Their aim is to market the benefits of cable – both TV, telephony and future interactive services – to a confused and ignorant UK consumer market. Yet some industry observers believe it may be too little, too late.
It is also dependent on being able to maintain the co-operation between individual operators working to different agendas.
Channel 5, the development of digital television and the possibility that a future Labour Government will remove restrictions on BT entering the market have proved powerful persuaders in the development of the generic campaign.

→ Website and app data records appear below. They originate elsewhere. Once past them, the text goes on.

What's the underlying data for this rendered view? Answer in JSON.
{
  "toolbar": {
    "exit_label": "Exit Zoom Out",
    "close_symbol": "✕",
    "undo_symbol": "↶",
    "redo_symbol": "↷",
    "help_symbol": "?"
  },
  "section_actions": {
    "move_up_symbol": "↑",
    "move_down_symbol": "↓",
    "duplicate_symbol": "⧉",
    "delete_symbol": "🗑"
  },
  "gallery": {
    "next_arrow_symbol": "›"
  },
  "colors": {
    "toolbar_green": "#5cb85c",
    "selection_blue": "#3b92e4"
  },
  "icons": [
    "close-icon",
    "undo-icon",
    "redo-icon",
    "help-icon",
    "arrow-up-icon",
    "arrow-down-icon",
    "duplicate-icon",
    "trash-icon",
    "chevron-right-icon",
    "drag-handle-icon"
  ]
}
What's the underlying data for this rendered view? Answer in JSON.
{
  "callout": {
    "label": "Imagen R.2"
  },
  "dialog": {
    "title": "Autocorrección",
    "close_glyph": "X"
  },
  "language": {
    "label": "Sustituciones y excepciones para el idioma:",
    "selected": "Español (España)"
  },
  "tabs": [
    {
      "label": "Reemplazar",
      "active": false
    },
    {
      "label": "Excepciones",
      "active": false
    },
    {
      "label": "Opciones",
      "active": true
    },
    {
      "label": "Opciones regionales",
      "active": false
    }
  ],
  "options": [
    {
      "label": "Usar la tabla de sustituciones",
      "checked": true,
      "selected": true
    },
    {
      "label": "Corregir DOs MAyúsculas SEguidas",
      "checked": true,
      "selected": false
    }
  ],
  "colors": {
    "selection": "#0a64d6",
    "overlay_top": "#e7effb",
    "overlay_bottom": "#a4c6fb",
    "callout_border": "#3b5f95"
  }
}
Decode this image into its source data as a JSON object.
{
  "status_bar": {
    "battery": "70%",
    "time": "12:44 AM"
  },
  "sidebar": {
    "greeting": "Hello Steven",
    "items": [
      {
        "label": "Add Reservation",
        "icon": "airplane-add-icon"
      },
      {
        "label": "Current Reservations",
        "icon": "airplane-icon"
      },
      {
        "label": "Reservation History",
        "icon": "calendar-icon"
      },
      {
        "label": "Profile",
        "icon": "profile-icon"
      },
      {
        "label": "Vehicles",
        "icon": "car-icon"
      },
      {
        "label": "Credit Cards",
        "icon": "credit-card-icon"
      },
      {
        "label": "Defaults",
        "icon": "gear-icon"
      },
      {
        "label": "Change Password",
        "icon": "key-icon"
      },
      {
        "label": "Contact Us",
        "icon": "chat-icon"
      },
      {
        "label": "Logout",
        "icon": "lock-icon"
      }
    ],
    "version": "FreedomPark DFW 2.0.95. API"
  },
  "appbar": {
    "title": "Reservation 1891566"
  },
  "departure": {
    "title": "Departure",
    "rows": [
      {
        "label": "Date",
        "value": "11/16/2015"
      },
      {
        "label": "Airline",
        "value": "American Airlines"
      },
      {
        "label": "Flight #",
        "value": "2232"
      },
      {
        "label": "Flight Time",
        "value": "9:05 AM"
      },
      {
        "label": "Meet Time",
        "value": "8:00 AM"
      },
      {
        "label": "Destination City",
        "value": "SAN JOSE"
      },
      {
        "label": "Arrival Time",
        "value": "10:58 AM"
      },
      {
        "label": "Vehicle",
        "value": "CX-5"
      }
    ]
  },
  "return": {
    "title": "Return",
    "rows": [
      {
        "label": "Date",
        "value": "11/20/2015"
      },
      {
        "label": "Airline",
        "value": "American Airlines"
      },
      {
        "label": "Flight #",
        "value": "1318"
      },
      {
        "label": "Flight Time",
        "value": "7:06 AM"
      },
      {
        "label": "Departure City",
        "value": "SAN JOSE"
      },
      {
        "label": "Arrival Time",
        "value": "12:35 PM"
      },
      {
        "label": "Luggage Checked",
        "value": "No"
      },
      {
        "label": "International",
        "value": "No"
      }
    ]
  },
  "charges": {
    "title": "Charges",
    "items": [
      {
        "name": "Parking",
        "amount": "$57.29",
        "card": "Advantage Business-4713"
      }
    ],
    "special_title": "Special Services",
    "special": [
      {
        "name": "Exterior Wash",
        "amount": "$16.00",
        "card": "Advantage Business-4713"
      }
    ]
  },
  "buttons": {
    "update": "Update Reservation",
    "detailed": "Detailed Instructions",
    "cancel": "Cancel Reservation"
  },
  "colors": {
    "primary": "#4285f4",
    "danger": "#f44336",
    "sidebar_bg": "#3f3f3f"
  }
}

“There is undoubtedly confusion about cable TV, but with cable companies’ telephone service it’s more a matter of boosting awareness,” explains Mike Hayes, marketing director of the Cable Communications Association, which is championing the initiative. “The message will be: cable comprises many different benefits and strengths. It’s about added value.”
J Walter Thompson, which was appointed two months ago by the CCA to develop a marketing strategy, is preparing a campaign which will launch in the first half of next year.
The first stage is a national ad campaign and the creation of a generic identity by design consultancy Sampson Tyrrell. “The aim is to boost awareness of [cable’s] products to deliver an image to match the stature of the services on offer,” Hayes adds.
It is undoubtedly a major achievement that the cable industry has managed to work together and fund an all-industry initiative. Care will be taken to ensure national activity does not conflict with individual cable operators’ local campaigns.
After a number of joint initiatives to encourage the launch of cable-exclusive channels (such as Channel One and Live TV) the industry was divided over the decision by two of its own – Nynex and Telewest – to agree preferential rates with BSkyB to carry Sky channels on their systems in exchange for a promise not to compete directly by launching cable-only sports or rival fare. This deal was subsequently ruled “anti-competitive” by the Office of Fair Trading. Revised contracts are yet to be agreed.
Agreement on how to finance the campaign was only reached last week. The initiative has been widely welcomed by key players within the industry, who have high expectations for its success.
But the agreement on the approach is not unanimous. “It’s locking the stable door after the horse has bolted,” says one source. “Cable faces a wider problem than consumer ignorance: the imminent arrival of digital broadcasting. While the impact of digital remains unclear, one thing’s sure: it will make digging holes in roads look little short of primitive.”